** About this exercise **
Your answer should consist of all lines in the listing that hold the word "rest".

====================

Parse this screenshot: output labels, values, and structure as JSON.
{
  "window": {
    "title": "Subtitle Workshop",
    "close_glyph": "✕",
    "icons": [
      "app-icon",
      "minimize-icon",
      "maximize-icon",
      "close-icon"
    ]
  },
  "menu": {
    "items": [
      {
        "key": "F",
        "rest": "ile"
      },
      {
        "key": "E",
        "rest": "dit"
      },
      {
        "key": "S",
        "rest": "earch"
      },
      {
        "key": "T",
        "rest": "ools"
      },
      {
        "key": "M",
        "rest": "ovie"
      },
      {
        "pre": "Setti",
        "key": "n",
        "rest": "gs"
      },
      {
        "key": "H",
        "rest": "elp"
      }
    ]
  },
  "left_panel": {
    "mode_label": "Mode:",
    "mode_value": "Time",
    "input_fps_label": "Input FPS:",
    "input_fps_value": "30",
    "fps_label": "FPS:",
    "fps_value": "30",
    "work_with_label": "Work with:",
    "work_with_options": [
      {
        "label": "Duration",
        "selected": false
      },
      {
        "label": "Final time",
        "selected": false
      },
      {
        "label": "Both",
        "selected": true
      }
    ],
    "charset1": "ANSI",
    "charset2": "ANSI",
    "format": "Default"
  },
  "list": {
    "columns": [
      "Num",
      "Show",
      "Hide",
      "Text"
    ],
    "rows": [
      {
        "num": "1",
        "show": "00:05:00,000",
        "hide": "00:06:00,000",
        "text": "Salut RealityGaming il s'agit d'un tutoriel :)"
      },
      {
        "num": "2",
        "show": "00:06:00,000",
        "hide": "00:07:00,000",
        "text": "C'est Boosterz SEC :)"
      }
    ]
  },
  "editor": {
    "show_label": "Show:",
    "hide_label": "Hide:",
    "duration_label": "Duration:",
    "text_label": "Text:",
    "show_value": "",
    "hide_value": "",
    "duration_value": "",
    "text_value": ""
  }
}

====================

** Response area **
        "rest": "ile"
        "rest": "dit"
        "rest": "earch"
        "rest": "ools"
        "rest": "ovie"
        "rest": "gs"
        "rest": "elp"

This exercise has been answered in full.